By Stephanie Sical
Netflix’s “Whose Vote Counts, Explained” is a three-part mini-series that explains the history and injustices of elections in the United States. The mini-series focuses on how the voting system works and what can be done to fix the flaws that haunt it. The series is part of the larger Explained franchise produced by Vox Media Studios.
High-profile celebrities like Leonardo DiCaprio, Selena Gomez and John Legend narrated a few episodes because they liked its message. In each episode topics like voter suppression, campaign spending and how the system seems to give some groups less powers than others are talked about. The show combines detailed and easy to understand graphics with interviews with politicians, historians, activists and others to provide more in depth information on the topics being discussed.
The mini-series does a great job of connecting the history of voting and elections in America to issues still present in our electoral system, like why Americans vote at a much lower rate than most other developed countries. One of the most common reasons given is people don’t think their vote matters. Vox does an outstanding job of explaining the history of voting and how back when the U.S. Constitution was written, only white, property-owning males were allowed to vote. The voting pool expanded when the Fifteenth Amendment was passed in 1870 allowing black men to vote and in 1920 when the Nineteenth Amendment was passed women were allowed to vote as well. In 1971, the Twenty-Sixth Amendment was passed, lowering the voting age from 21 to 18.
The documentary featured people of different political parties like New York Representative Alexandria Ocasio-Cortez and former Ohio Governor John Kasich. While both individuals have different ideologies, they both believe in the right for all Americans to vote and to make voting an easy process.

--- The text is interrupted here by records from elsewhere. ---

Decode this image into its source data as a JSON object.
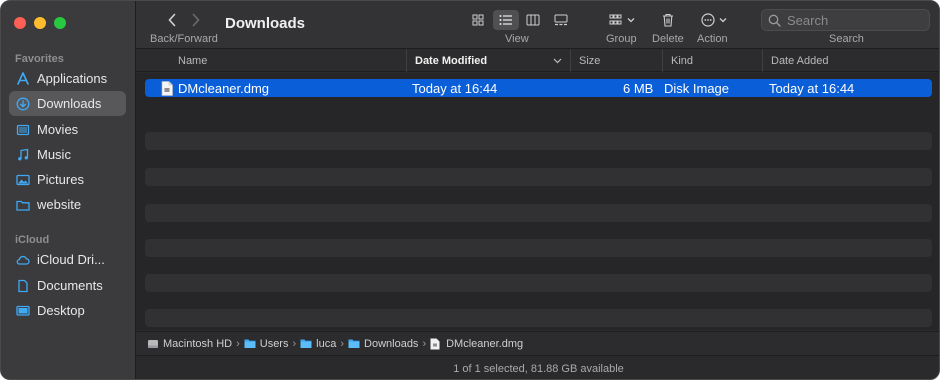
{
  "window": {
    "title": "Downloads"
  },
  "sidebar": {
    "favorites_label": "Favorites",
    "icloud_label": "iCloud",
    "favorites": [
      {
        "label": "Applications",
        "icon": "applications-icon"
      },
      {
        "label": "Downloads",
        "icon": "downloads-icon",
        "selected": true
      },
      {
        "label": "Movies",
        "icon": "movies-icon"
      },
      {
        "label": "Music",
        "icon": "music-icon"
      },
      {
        "label": "Pictures",
        "icon": "pictures-icon"
      },
      {
        "label": "website",
        "icon": "folder-icon"
      }
    ],
    "icloud": [
      {
        "label": "iCloud Dri...",
        "icon": "icloud-icon"
      },
      {
        "label": "Documents",
        "icon": "document-icon"
      },
      {
        "label": "Desktop",
        "icon": "desktop-icon"
      }
    ]
  },
  "toolbar": {
    "back_forward_label": "Back/Forward",
    "view_label": "View",
    "group_label": "Group",
    "delete_label": "Delete",
    "action_label": "Action",
    "search_label": "Search",
    "search_placeholder": "Search"
  },
  "columns": {
    "name": "Name",
    "date_modified": "Date Modified",
    "size": "Size",
    "kind": "Kind",
    "date_added": "Date Added"
  },
  "files": [
    {
      "name": "DMcleaner.dmg",
      "date_modified": "Today at 16:44",
      "size": "6 MB",
      "kind": "Disk Image",
      "date_added": "Today at 16:44"
    }
  ],
  "pathbar": {
    "items": [
      "Macintosh HD",
      "Users",
      "luca",
      "Downloads",
      "DMcleaner.dmg"
    ]
  },
  "status": {
    "text": "1 of 1 selected, 81.88 GB available"
  },
  "colors": {
    "accent": "#0a5ed7",
    "folder": "#3fa9f5"
  }
}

There is a moderate amount of violent and scary content as historical events are discussed. There are videos and pictures of police brutality against African American people, but it’s not graphic. Upsetting news stories are mentioned, but footage itself is not scary. For example, during the segment about the Sandy Hook shooting, the footage shows adults crying. Sex is not a focus, but in one episode a fleeting and obscured cartoon image of male genitalia is shown as the narrator says “adult content.” The overall idea of the series is that the election process in the U.S. is broken and disproportionately affects non-White Americans.
“Whose Vote Counts, Explained” gives viewers a history lesson on American franchisement along with an illustration of what is taking place in America today. The genius editing and celebrity narration help communicate a complex topic like voter rights to a younger audience. The mini-series is not the only project that dives deep into the U.S. voting system. Hollywood celebrities have been coming out to encourage people to vote lately, with “register to vote” posts on social media platforms. It’s clear that there’s a more collective and concerted effort than ever to get people to the polls and hopefully, change things.